When learning about untouchability from those subject to it, I wondered how anyone knew what caste you were. Everyone looked kind of broke – tattered clothing and skinny (inversion into the body, kate moss on crack, heroin and diet pills skinny). The poor represented every hue you could possibly imagine: from Wesley Snipes to Yellowman and some even beyond that. Only the tribals stood out because of the type of fabrics that they wore and tattoos that adorned their bodies. Otherwise, though, everyone looked a like.
Now, initially, I thought that maybe it was an acquired taste. Put black folk from around the US in the same room and many would just conclude: they all black folk. For someone who was aware and familiar, however, they would be able to tell urban from rural, north from south from west from Midwest. The differences are subtle but you could get some of them. I was told that this was not the case in India and I did not see it.
In answer to my question about how someone knew what caste you were from, I was told that people told you. It was part of the introduction: my name is x from the bla bla bla in z.
Now, I immediately though that was crazy. I mentioned that this was different from the states. I was under the impression that if a black person during the early 1900s (the best comparison to the situation of the rural Dalit) could have gotten away with it, they would frequently try to "pass" – pretend to be someone that was not likely to get their ass kicked. Why would you opt into oppression, I wondered.

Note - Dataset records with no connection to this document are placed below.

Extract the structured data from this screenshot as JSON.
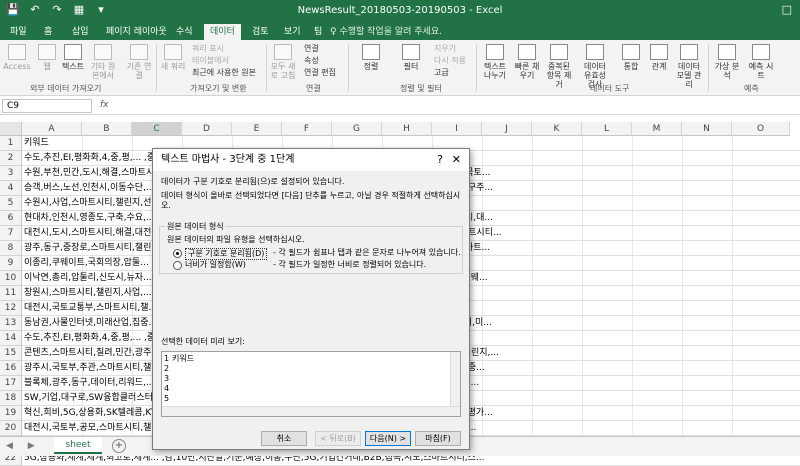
{
  "titlebar": {
    "title": "NewsResult_20180503-20190503 - Excel",
    "qat": [
      "💾",
      "↶",
      "↷",
      "▦",
      "▾"
    ],
    "window_controls": "□"
  },
  "tabs": {
    "items": [
      "파일",
      "홈",
      "삽입",
      "페이지 레이아웃",
      "수식",
      "데이터",
      "검토",
      "보기",
      "팀"
    ],
    "active": "데이터",
    "tellme": "♀ 수행할 작업을 알려 주세요."
  },
  "ribbon": {
    "access": "Access",
    "web": "웹",
    "text": "텍스트",
    "other_sources": "기타 원본에서",
    "existing": "기존 연결",
    "new_query": "새 쿼리",
    "show_query": "쿼리 표시",
    "from_table": "테이블에서",
    "recent": "최근에 사용한 원본",
    "refresh_all": "모두 새로 고침",
    "connections": "연결",
    "properties": "속성",
    "edit_links": "연결 편집",
    "sort": "정렬",
    "filter": "필터",
    "clear": "지우기",
    "reapply": "다시 적용",
    "advanced": "고급",
    "text_to_columns": "텍스트 나누기",
    "flash_fill": "빠른 채우기",
    "remove_dup": "중복된 항목 제거",
    "validation": "데이터 유효성 검사",
    "consolidate": "통합",
    "relationships": "관계",
    "data_model": "데이터 모델 관리",
    "whatif": "가상 분석",
    "forecast": "예측 시트",
    "groups": {
      "external": "외부 데이터 가져오기",
      "transform": "가져오기 및 변환",
      "connections": "연결",
      "sort_filter": "정렬 및 필터",
      "tools": "데이터 도구",
      "forecast": "예측"
    }
  },
  "formula_bar": {
    "name_box": "C9",
    "fx": "fx"
  },
  "grid": {
    "columns": [
      "A",
      "B",
      "C",
      "D",
      "E",
      "F",
      "G",
      "H",
      "I",
      "J",
      "K",
      "L",
      "M",
      "N",
      "O"
    ],
    "selected_column": "C",
    "rows": [
      {
        "n": "1",
        "text": "키워드"
      },
      {
        "n": "2",
        "text": "수도,추진,EI,평화화,4,중,평,...                                               ,중,중,울산광역시,남울란웨시쿠,유력,수도,이전지,혁지,언론,2일,일각,초대,수카..."
      },
      {
        "n": "3",
        "text": "수원,부천,민간,도시,해결,스마트시...                                           ,지방자치단체,전국,6,갈,민간,도시문제,해결,스마트시티,챌린지,사업,공모,선정,국토..."
      },
      {
        "n": "4",
        "text": "승객,버스,노선,인천시,이동수단,...                                             ,해행,승객,수요,실시간,노선,맞춤형,버스,생성,신개념,대중교통,인천,영종국제도시,구주..."
      },
      {
        "n": "5",
        "text": "수원시,사업,스마트시티,챌린지,선정...                                          ,챌린지,공모,사업,대상지,선정,수원시,국토교통부,수원시,6개,지방자치단체..."
      },
      {
        "n": "6",
        "text": "현대차,인천시,영종도,구축,수요,...                                             ,스마트시티,시범,사업,선정,국토부,인천시,광주시,경기도,부천시,수원시,경남,창원시,대..."
      },
      {
        "n": "7",
        "text": "대전시,도시,스마트시티,해결,대전...                                            ,이용,챌린지,국도부,신청,대전,전국,유일,선정,시,5일,대전시,서울,선정,수도,스마트시티..."
      },
      {
        "n": "8",
        "text": "광주,동구,중장로,스마트시티,챌린...                                            ,민간,사업,광주광역시,선정,중장로,중앙,불투체,데이터,리워드,클랜,구축,사업,스마트..."
      },
      {
        "n": "9",
        "text": "이종리,쿠웨이트,국회의장,압둘...                                               ,쿠웨이트,국회,마르주크,알리,가님,쿠웨이트,국회의장,쿠웨이트,국회,한국,기업..."
      },
      {
        "n": "10",
        "text": "이낙연,총리,압둘리,신도시,뉴자...                                             ,당국,너지,요청,협력,강화,쿠웨이트,비즈니스,포럼,이낙연,국무총리,2일,현지시간,쿠웨..."
      },
      {
        "n": "11",
        "text": "창원시,스마트시티,챌린지,사업,...                                             ,아이디어,도시문제,해결,사업,지자체,응모,최종선,창원시,6곳,창원시,사업,스..."
      },
      {
        "n": "12",
        "text": "대전시,국토교통부,스마트시티,챌...                                            ,대상,도시,선정,2일,사업,스마트시티,챌린지,공,도시문제,스마트시티,해결,대..."
      },
      {
        "n": "13",
        "text": "동남권,사물인터넷,미래산업,집중...                                            ,74%,7.2%,첨단제조,스마트,4차,실증,플래이어,확보,시대,4차,산업혁명,빅데이터,미..."
      },
      {
        "n": "14",
        "text": "수도,추진,EI,평화화,4,중,평,...                                               ,중,울산광역시,남울란웨시쿠,4중,유력,수도,이전지,혁지,언론,2일,일각,초대,수카..."
      },
      {
        "n": "15",
        "text": "콘텐츠,스마트시티,칠려,민간,광주...                                           ,광주시,경기,부천,경남,창원,대전,인천,6곳,2일,광주시,국토부,사업,스마트시티,챌린지,..."
      },
      {
        "n": "16",
        "text": "광주시,국토부,주관,스마트시티,챌...                                           ,후,국토교통부,주관,스마트시티,챌린지,공모,1단계,사업,광주광역시,선정,중장로,중..."
      },
      {
        "n": "17",
        "text": "블록체,광주,동구,데이터,리워드,...                                            ,채,국토교통부,주관,스마트시티,챌린지,공모,1단계,사업,광주광역시,선정,중장로,중..."
      },
      {
        "n": "18",
        "text": "SW,기업,대구로,SW융합클러스터,...                                            ,5W,기업,5000여명,SW,전문인력,근무,집적단지,대구시,SW,융합..."
      },
      {
        "n": "19",
        "text": "혁신,희비,5G,상용화,SK텔레콤,KT...                                            ,성공,가능성,확인,5G,상용화,조기,커버리지,논란,서비스,불안정,지속,절반,성공,평가..."
      },
      {
        "n": "20",
        "text": "대전시,국토부,공모,스마트시티,챌...                                           ,사업,대상,도시,선정,2일,사업,스마트시티,챌린지,도시문제,스마트시티,해결,대전..."
      },
      {
        "n": "21",
        "text": "논란,유영민,장관,5G,품질,자산,진...                                           ,관,5G,품질,자산,진단,기존,대비,단계,LTE,전국,커버리지,불편,스마트폰,기업,해..."
      },
      {
        "n": "22",
        "text": "5G,상용화,세계,세계,최고로,세계...                                           ,감,10만,지난달,기준,예상,이통,수단,5G,기업간거래,B2B,접목,시도,스마트시티,스..."
      }
    ]
  },
  "sheet": {
    "nav": "◀ ▶",
    "tab": "sheet",
    "add": "+"
  },
  "dialog": {
    "title": "텍스트 마법사 - 3단계 중 1단계",
    "help": "?",
    "close": "✕",
    "line1": "데이터가 구분 기호로 분리됨(으)로 설정되어 있습니다.",
    "line2": "데이터 형식이 올바로 선택되었다면 [다음] 단추를 누르고, 아닐 경우 적절하게 선택하십시오.",
    "section": "원본 데이터 형식",
    "instruction": "원본 데이터의 파일 유형을 선택하십시오.",
    "opt1_label": "구분 기호로 분리됨(D)",
    "opt1_desc": "- 각 필드가 쉼표나 탭과 같은 문자로 나누어져 있습니다.",
    "opt2_label": "너비가 일정함(W)",
    "opt2_desc": "- 각 필드가 일정한 너비로 정렬되어 있습니다.",
    "preview_label": "선택한 데이터 미리 보기:",
    "preview_rows": [
      {
        "n": "1",
        "text": "키워드"
      },
      {
        "n": "2",
        "text": ""
      },
      {
        "n": "3",
        "text": ""
      },
      {
        "n": "4",
        "text": ""
      },
      {
        "n": "5",
        "text": ""
      }
    ],
    "buttons": {
      "cancel": "취소",
      "back": "< 뒤로(B)",
      "next": "다음(N) >",
      "finish": "마침(F)"
    }
  },
  "colors": {
    "brand": "#217346",
    "dialog_bg": "#f0f0f0",
    "primary_button_border": "#0078d7"
  }
}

The answer I received was simple: it would not occur to someone to say that they are something other than what they are. This was because: 1) identities were much more strongly fixed in Indian culture – you are born and die into castes, 2) they acknowledge that there is nothing wrong with who we are but it is the system of oppression and repression that is in need of change. Now, I readily admit that this might just be a function of who I was interacting with. The commonality of the opinion was significant though.
While respecting the nobility of the latter position and difficulty of the first, I was still not able to get my head around this. My own family (on my mother's side), was still divided on the color line – the lighter part of the klan (who had interestingly all achieved higher levels of education and income – as cops, exporters and teachers) were quite distinct from the darker skin part of the klan (who were laborers, domestics and prisoners). I even noticed that the more education I got, the more invitations I started receiving from the lighter side. This was until the great “Why do Niggers bite the hand the feeds them incident” set against Whitney Houston singing to the troops after the Gulf conflict – another story for another time.
The paradox was not lost on me. One individual at DSK had come from another part of India. In his home state he was an untouchable. In that space/place he was subject to a wide variety of discriminatory activities as were his friends, family and neighbors. In Gujarat though, his caste was not considered untouchable. Here, he was above the fray, receiving a small degree of respect and access. This was astounding to me thinking that in one locale one would be a nigger and in another they would be a regular civilian. "Why would one ever go back home," I thought. "Do you want to stay? What are you going to do?" I hit him with a barrage of questions, thinking about what my relatives would have done had they had the choice.
To all of my inquiries he said: “on this point, I am very much perplexed.” Every now and then he would elaborate. “I wish to help change my situation at home,” he would sometimes say. “I do like not feeling like I do not exist,” he would add another. Always though, he would come back to “on this point, I am very much perplexed.”
After about three weeks of hearing this, he asked me: “what do you think I should do?” The question struck me. I could either advance a revolution or stick him back in chains. I should not interfere, I thought, like the prime directive used by those in Star Trek regarding the non-interference with diverse civilizations. But he asked me. I would be remiss if I did not tell him what I thought. I asked for some time to think about it and after about two weeks I had something for him.
After some thought, I came to think of his question to me as something less of a question than a test. I remembered where I was and who came to DSK. The next time I saw him, I said that "it was not perplexing. Of course, he had to return. That said, he should come back to DSK when he could to remember what he was doing this for." Upon hearing this, he smiled at me and said that he knew I would come to understand. He then flipped the script on me and asked, "why African Americans did try to pass" - historically (we talked about more modern forms of passing as well but that is also for another time). Why would they seemingly accept the legitimacy of the system and get by as an individual leaving the collective. Immediately defensive, I started to respond. How dare he diss the brothers and sisters that did the best they could. I caught myself though and reflected. The only thing that came to mind was one phrase and I gave it to him with a bit of a grin: “on this point, I am very much perplexed.” He smiled. As was frequently the case, we had some tea and then we left each other – off to our respective parts of the planet to comprehend, to reflect and of course to struggle.
He never left me though. The idea of passing has come back to me repeatedly. What does it mean to be African American? What would passing look like? What would not passing look like? Who gets to validate blackness? Is the time of passing over or has it just reached a new phase? Hmmmmmmmmmm